No study, however, has ever shown that National Board certified teachers are any better than other teachers at raising student achievementThe State Auditor (Hawaii Reporter, 2009-03-02) wrote:
Seven years after assuming the licensing function, the board has neither an effective initial or renewal licensing program in place. The board exceeded its authority in extending licenses beyond the original authorization. It has been granting license extensions rather than renewing licenses beyond the two years set by the 2001 Legislature.Harriet predicted this years ago: "The Cost of Teacher Certification" (Hawaii Reporter, 2004-03-12).
Abundant evidence supports the following generalizations:
1) As policy makers move control over the choice of curriculum and the pace and method of instruction away from individual parents to remote authorities, overall system performance falls.
2) Political control of school harms most the children of the least politically adept parents.
In consequence, States with numerous small school districts achieve higher performance at lower cost than States which enroll a large percentage of the student population in a few large districts. In general, local control of school yields higher performance, lower rates of juvenile crime, and lower per pupil cost. The Hawaii Teacher Standards Board enhances centralized control at the expense of students, parents, real classroom teachers, and taxpayers.
Please DO NOT support HB2190.
Thank you for your time.
Harriet apologized. Repeal was not on the committee's agenda.
The Bill would make small changes to the operations of the TSB. As Harriet noted in ad lib remarks, the Bill would move policy two inches East while the testimony above recommends a move ten miles West. Once the Legislature creates a program, opposition to incremental changes to the program takes the form of opposition to change: as assent to the status quo. Hence the title to this post. From its inception, the TSB has grown by small steps in the direction of enhanced control over DOE teachers by their union. Hearings on incremental changes to existing legislation provide the only venue for opposition to a program in place.

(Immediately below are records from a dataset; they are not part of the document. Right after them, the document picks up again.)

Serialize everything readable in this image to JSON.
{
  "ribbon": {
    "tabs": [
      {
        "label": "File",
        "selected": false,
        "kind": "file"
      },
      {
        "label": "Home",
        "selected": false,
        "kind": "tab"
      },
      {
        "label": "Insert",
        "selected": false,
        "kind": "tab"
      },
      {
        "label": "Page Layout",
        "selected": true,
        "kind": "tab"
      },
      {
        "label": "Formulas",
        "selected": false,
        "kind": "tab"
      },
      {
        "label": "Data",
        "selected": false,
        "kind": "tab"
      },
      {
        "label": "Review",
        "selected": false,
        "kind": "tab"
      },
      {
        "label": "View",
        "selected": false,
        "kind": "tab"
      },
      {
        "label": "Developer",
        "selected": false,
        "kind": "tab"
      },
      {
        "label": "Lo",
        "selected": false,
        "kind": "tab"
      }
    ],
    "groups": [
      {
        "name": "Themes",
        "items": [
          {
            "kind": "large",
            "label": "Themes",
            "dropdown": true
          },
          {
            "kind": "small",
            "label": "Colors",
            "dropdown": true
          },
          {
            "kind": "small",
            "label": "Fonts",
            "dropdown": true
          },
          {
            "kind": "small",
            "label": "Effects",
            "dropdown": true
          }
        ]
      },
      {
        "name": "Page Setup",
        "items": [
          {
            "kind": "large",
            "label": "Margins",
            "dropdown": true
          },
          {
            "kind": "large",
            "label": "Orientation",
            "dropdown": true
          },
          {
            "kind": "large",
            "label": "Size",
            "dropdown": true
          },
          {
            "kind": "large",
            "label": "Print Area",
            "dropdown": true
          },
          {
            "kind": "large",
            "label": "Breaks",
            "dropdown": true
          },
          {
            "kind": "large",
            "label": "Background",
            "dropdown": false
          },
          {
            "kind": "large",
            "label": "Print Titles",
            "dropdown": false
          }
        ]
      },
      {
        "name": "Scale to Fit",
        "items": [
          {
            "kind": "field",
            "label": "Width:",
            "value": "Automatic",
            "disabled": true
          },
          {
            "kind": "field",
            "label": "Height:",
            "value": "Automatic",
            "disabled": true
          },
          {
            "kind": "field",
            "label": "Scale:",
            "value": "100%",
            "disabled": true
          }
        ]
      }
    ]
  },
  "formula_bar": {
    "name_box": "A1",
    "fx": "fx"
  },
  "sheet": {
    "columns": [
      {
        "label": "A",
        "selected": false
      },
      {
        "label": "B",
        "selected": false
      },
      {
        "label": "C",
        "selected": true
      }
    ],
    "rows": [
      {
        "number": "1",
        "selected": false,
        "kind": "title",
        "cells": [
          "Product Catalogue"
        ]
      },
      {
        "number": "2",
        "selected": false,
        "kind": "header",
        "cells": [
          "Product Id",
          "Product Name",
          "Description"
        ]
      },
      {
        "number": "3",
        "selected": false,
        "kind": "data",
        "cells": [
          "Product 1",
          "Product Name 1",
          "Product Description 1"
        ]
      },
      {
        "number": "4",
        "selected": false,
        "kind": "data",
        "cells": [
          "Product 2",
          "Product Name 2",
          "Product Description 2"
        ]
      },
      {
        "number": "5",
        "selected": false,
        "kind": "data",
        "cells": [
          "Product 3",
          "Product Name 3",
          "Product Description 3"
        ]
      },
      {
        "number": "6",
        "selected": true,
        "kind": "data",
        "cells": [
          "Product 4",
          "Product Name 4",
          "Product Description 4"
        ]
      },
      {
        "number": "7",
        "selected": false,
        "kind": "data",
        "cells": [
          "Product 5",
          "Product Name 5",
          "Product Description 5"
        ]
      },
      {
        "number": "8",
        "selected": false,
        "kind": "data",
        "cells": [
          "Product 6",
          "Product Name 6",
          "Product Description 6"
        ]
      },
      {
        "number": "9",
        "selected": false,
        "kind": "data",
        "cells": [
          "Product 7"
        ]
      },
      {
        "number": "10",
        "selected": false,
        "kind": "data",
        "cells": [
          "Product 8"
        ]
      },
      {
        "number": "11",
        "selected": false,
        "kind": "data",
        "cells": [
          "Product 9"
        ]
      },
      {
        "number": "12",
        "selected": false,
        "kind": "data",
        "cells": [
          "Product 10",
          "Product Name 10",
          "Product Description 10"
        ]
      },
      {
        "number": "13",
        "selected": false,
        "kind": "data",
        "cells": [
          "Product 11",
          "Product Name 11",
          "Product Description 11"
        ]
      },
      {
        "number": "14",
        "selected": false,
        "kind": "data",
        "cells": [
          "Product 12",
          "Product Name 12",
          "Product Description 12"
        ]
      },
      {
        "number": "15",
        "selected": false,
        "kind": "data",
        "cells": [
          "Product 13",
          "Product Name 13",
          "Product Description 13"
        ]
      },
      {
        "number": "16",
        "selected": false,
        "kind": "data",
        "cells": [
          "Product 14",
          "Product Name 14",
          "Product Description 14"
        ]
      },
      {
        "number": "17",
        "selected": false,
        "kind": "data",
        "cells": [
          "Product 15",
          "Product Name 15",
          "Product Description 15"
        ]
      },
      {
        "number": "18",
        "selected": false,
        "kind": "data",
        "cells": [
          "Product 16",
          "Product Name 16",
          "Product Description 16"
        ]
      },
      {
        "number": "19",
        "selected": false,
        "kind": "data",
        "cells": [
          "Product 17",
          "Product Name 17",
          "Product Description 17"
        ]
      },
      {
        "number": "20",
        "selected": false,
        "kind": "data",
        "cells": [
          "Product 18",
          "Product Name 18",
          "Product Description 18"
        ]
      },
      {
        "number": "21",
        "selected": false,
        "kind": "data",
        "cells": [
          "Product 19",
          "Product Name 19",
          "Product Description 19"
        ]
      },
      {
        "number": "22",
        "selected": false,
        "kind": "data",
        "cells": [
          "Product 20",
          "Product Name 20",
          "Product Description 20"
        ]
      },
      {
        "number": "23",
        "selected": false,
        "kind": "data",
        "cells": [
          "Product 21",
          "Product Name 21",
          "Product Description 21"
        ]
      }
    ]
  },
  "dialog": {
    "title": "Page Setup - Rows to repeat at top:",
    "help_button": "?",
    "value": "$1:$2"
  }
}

Here, markets in education services again offer an enormous advantage. Just as people vary in their preference for some goods over others, different levels of risk over others, differnt allocations of time to work and leisure, different rates at which they discount time ("live for today" versus "take care of the long term and the short term will take care of itself"), people differe in the magnitude of change in policy they will accept. "There are too many 'r's in 'revolution'." Some parents might prefer a different text for Alg. II, while some parents might prefer a self-paced Math curiculum which does not separate Algebra, Analytic Geometry, Set Theory, and Logic. In an institutional environment which featured numerous small school districts or a competitive market in education services, parents could shift from one school to an incrementally preferable school or select an entirely different method of teacher selection.